Reproduce each entry below verbatim.

START DATA

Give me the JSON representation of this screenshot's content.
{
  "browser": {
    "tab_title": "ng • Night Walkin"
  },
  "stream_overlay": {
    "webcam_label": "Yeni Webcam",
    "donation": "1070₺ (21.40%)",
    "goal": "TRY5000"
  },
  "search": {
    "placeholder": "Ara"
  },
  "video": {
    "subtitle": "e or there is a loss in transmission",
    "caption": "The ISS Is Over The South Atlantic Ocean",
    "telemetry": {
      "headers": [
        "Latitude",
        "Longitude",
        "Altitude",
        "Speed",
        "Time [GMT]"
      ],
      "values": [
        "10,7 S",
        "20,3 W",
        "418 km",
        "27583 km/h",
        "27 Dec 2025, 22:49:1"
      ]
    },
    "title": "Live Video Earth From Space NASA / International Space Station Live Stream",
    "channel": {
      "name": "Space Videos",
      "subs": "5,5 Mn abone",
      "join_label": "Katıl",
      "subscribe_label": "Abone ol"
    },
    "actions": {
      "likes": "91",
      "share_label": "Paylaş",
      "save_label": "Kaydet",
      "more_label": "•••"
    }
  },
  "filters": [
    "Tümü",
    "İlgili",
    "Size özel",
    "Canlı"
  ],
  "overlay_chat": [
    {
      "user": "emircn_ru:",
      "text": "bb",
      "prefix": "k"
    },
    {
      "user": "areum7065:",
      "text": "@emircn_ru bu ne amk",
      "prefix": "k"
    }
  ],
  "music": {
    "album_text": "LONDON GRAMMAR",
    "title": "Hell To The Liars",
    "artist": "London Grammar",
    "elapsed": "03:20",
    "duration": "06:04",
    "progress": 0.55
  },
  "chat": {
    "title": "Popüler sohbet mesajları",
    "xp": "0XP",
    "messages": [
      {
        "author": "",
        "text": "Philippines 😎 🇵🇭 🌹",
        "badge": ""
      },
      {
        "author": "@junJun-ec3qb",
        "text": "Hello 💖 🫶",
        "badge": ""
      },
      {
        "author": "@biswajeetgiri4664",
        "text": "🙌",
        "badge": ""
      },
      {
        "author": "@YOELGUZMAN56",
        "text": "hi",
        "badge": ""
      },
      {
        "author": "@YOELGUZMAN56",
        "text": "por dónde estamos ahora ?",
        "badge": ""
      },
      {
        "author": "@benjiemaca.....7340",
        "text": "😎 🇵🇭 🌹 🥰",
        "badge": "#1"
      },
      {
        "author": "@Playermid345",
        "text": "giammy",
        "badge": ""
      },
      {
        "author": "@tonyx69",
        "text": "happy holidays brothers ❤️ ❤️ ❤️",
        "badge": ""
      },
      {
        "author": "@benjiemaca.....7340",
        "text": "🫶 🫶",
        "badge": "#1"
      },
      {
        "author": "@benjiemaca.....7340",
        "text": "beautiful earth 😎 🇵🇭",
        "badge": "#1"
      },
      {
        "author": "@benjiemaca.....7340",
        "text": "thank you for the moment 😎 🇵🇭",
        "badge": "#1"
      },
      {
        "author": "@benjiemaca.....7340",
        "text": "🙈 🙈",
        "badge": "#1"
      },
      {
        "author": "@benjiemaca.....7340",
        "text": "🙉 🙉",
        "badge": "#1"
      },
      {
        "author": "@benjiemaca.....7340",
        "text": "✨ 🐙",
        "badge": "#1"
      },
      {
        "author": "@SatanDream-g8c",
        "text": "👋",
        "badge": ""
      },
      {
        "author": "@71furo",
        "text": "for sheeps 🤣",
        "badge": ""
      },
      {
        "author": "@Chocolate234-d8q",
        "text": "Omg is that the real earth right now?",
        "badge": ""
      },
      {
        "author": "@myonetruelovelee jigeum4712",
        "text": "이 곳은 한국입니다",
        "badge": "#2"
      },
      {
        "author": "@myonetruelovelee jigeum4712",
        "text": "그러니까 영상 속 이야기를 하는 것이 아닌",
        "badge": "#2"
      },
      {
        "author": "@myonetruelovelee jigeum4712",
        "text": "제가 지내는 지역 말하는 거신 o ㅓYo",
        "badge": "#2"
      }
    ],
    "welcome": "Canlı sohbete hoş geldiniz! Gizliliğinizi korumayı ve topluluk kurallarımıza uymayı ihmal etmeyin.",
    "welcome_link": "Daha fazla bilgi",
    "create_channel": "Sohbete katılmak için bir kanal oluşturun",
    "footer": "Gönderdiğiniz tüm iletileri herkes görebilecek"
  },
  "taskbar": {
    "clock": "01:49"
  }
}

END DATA

> _ANSWER SECTION_:
Give me the JSON representation of this screenshot's content.
{
  "browser": {
    "tab_title": "ng • Night Walkin"
  },
  "stream_overlay": {
    "webcam_label": "Yeni Webcam",
    "donation": "1070₺ (21.40%)",
    "goal": "TRY5000"
  },
  "search": {
    "placeholder": "Ara"
  },
  "video": {
    "subtitle": "e or there is a loss in transmission",
    "caption": "The ISS Is Over The South Atlantic Ocean",
    "telemetry": {
      "headers": [
        "Latitude",
        "Longitude",
        "Altitude",
        "Speed",
        "Time [GMT]"
      ],
      "values": [
        "10,7 S",
        "20,3 W",
        "418 km",
        "27583 km/h",
        "27 Dec 2025, 22:49:1"
      ]
    },
    "title": "Live Video Earth From Space NASA / International Space Station Live Stream",
    "channel": {
      "name": "Space Videos",
      "subs": "5,5 Mn abone",
      "join_label": "Katıl",
      "subscribe_label": "Abone ol"
    },
    "actions": {
      "likes": "91",
      "share_label": "Paylaş",
      "save_label": "Kaydet",
      "more_label": "•••"
    }
  },
  "filters": [
    "Tümü",
    "İlgili",
    "Size özel",
    "Canlı"
  ],
  "overlay_chat": [
    {
      "user": "emircn_ru:",
      "text": "bb",
      "prefix": "k"
    },
    {
      "user": "areum7065:",
      "text": "@emircn_ru bu ne amk",
      "prefix": "k"
    }
  ],
  "music": {
    "album_text": "LONDON GRAMMAR",
    "title": "Hell To The Liars",
    "artist": "London Grammar",
    "elapsed": "03:20",
    "duration": "06:04",
    "progress": 0.55
  },
  "chat": {
    "title": "Popüler sohbet mesajları",
    "xp": "0XP",
    "messages": [
      {
        "author": "",
        "text": "Philippines 😎 🇵🇭 🌹",
        "badge": ""
      },
      {
        "author": "@junJun-ec3qb",
        "text": "Hello 💖 🫶",
        "badge": ""
      },
      {
        "author": "@biswajeetgiri4664",
        "text": "🙌",
        "badge": ""
      },
      {
        "author": "@YOELGUZMAN56",
        "text": "hi",
        "badge": ""
      },
      {
        "author": "@YOELGUZMAN56",
        "text": "por dónde estamos ahora ?",
        "badge": ""
      },
      {
        "author": "@benjiemaca.....7340",
        "text": "😎 🇵🇭 🌹 🥰",
        "badge": "#1"
      },
      {
        "author": "@Playermid345",
        "text": "giammy",
        "badge": ""
      },
      {
        "author": "@tonyx69",
        "text": "happy holidays brothers ❤️ ❤️ ❤️",
        "badge": ""
      },
      {
        "author": "@benjiemaca.....7340",
        "text": "🫶 🫶",
        "badge": "#1"
      },
      {
        "author": "@benjiemaca.....7340",
        "text": "beautiful earth 😎 🇵🇭",
        "badge": "#1"
      },
      {
        "author": "@benjiemaca.....7340",
        "text": "thank you for the moment 😎 🇵🇭",
        "badge": "#1"
      },
      {
        "author": "@benjiemaca.....7340",
        "text": "🙈 🙈",
        "badge": "#1"
      },
      {
        "author": "@benjiemaca.....7340",
        "text": "🙉 🙉",
        "badge": "#1"
      },
      {
        "author": "@benjiemaca.....7340",
        "text": "✨ 🐙",
        "badge": "#1"
      },
      {
        "author": "@SatanDream-g8c",
        "text": "👋",
        "badge": ""
      },
      {
        "author": "@71furo",
        "text": "for sheeps 🤣",
        "badge": ""
      },
      {
        "author": "@Chocolate234-d8q",
        "text": "Omg is that the real earth right now?",
        "badge": ""
      },
      {
        "author": "@myonetruelovelee jigeum4712",
        "text": "이 곳은 한국입니다",
        "badge": "#2"
      },
      {
        "author": "@myonetruelovelee jigeum4712",
        "text": "그러니까 영상 속 이야기를 하는 것이 아닌",
        "badge": "#2"
      },
      {
        "author": "@myonetruelovelee jigeum4712",
        "text": "제가 지내는 지역 말하는 거신 o ㅓYo",
        "badge": "#2"
      }
    ],
    "welcome": "Canlı sohbete hoş geldiniz! Gizliliğinizi korumayı ve topluluk kurallarımıza uymayı ihmal etmeyin.",
    "welcome_link": "Daha fazla bilgi",
    "create_channel": "Sohbete katılmak için bir kanal oluşturun",
    "footer": "Gönderdiğiniz tüm iletileri herkes görebilecek"
  },
  "taskbar": {
    "clock": "01:49"
  }
}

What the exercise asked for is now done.